=== MATERIAL SHOWN ===
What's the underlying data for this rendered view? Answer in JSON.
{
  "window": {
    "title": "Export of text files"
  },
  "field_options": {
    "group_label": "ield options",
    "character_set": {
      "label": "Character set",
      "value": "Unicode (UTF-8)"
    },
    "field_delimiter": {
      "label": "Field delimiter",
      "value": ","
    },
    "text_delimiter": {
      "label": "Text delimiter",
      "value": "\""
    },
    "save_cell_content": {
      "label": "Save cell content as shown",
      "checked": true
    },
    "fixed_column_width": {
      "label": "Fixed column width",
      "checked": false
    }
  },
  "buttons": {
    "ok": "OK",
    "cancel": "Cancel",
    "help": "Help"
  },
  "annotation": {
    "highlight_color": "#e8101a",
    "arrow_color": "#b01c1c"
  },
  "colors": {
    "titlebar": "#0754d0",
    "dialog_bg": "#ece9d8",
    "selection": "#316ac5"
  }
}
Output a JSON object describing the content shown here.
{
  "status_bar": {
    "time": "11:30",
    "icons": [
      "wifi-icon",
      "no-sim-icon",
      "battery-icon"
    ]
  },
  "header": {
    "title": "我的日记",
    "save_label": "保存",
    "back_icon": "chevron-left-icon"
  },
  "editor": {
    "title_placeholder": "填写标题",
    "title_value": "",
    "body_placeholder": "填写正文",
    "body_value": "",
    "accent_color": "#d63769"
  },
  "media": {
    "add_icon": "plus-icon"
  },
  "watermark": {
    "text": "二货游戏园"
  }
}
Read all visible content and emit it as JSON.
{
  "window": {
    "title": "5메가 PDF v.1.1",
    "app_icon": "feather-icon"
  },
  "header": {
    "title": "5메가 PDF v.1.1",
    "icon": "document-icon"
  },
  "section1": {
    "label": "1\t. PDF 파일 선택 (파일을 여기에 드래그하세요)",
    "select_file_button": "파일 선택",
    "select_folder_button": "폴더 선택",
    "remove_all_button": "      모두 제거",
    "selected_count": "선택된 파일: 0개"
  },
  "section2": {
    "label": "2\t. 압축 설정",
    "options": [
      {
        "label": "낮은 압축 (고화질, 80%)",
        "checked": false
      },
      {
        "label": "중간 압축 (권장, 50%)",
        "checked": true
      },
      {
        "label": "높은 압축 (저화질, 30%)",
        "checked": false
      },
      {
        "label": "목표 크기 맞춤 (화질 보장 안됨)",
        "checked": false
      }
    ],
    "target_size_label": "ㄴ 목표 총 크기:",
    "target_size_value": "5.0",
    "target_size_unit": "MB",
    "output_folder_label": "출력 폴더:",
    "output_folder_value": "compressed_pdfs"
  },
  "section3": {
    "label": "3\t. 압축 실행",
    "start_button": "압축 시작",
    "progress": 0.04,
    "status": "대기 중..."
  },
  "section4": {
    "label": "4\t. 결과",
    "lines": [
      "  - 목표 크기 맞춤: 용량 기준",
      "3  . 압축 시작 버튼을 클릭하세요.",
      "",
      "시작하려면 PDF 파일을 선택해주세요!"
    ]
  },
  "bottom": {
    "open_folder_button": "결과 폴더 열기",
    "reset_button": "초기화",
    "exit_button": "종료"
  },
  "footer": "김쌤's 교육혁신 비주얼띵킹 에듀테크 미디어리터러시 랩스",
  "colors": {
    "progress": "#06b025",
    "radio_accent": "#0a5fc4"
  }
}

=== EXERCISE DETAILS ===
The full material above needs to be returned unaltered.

=== EXERCISE SOLUTION ===
What's the underlying data for this rendered view? Answer in JSON.
{
  "window": {
    "title": "Export of text files"
  },
  "field_options": {
    "group_label": "ield options",
    "character_set": {
      "label": "Character set",
      "value": "Unicode (UTF-8)"
    },
    "field_delimiter": {
      "label": "Field delimiter",
      "value": ","
    },
    "text_delimiter": {
      "label": "Text delimiter",
      "value": "\""
    },
    "save_cell_content": {
      "label": "Save cell content as shown",
      "checked": true
    },
    "fixed_column_width": {
      "label": "Fixed column width",
      "checked": false
    }
  },
  "buttons": {
    "ok": "OK",
    "cancel": "Cancel",
    "help": "Help"
  },
  "annotation": {
    "highlight_color": "#e8101a",
    "arrow_color": "#b01c1c"
  },
  "colors": {
    "titlebar": "#0754d0",
    "dialog_bg": "#ece9d8",
    "selection": "#316ac5"
  }
}
Output a JSON object describing the content shown here.
{
  "status_bar": {
    "time": "11:30",
    "icons": [
      "wifi-icon",
      "no-sim-icon",
      "battery-icon"
    ]
  },
  "header": {
    "title": "我的日记",
    "save_label": "保存",
    "back_icon": "chevron-left-icon"
  },
  "editor": {
    "title_placeholder": "填写标题",
    "title_value": "",
    "body_placeholder": "填写正文",
    "body_value": "",
    "accent_color": "#d63769"
  },
  "media": {
    "add_icon": "plus-icon"
  },
  "watermark": {
    "text": "二货游戏园"
  }
}
Read all visible content and emit it as JSON.
{
  "window": {
    "title": "5메가 PDF v.1.1",
    "app_icon": "feather-icon"
  },
  "header": {
    "title": "5메가 PDF v.1.1",
    "icon": "document-icon"
  },
  "section1": {
    "label": "1\t. PDF 파일 선택 (파일을 여기에 드래그하세요)",
    "select_file_button": "파일 선택",
    "select_folder_button": "폴더 선택",
    "remove_all_button": "      모두 제거",
    "selected_count": "선택된 파일: 0개"
  },
  "section2": {
    "label": "2\t. 압축 설정",
    "options": [
      {
        "label": "낮은 압축 (고화질, 80%)",
        "checked": false
      },
      {
        "label": "중간 압축 (권장, 50%)",
        "checked": true
      },
      {
        "label": "높은 압축 (저화질, 30%)",
        "checked": false
      },
      {
        "label": "목표 크기 맞춤 (화질 보장 안됨)",
        "checked": false
      }
    ],
    "target_size_label": "ㄴ 목표 총 크기:",
    "target_size_value": "5.0",
    "target_size_unit": "MB",
    "output_folder_label": "출력 폴더:",
    "output_folder_value": "compressed_pdfs"
  },
  "section3": {
    "label": "3\t. 압축 실행",
    "start_button": "압축 시작",
    "progress": 0.04,
    "status": "대기 중..."
  },
  "section4": {
    "label": "4\t. 결과",
    "lines": [
      "  - 목표 크기 맞춤: 용량 기준",
      "3  . 압축 시작 버튼을 클릭하세요.",
      "",
      "시작하려면 PDF 파일을 선택해주세요!"
    ]
  },
  "bottom": {
    "open_folder_button": "결과 폴더 열기",
    "reset_button": "초기화",
    "exit_button": "종료"
  },
  "footer": "김쌤's 교육혁신 비주얼띵킹 에듀테크 미디어리터러시 랩스",
  "colors": {
    "progress": "#06b025",
    "radio_accent": "#0a5fc4"
  }
}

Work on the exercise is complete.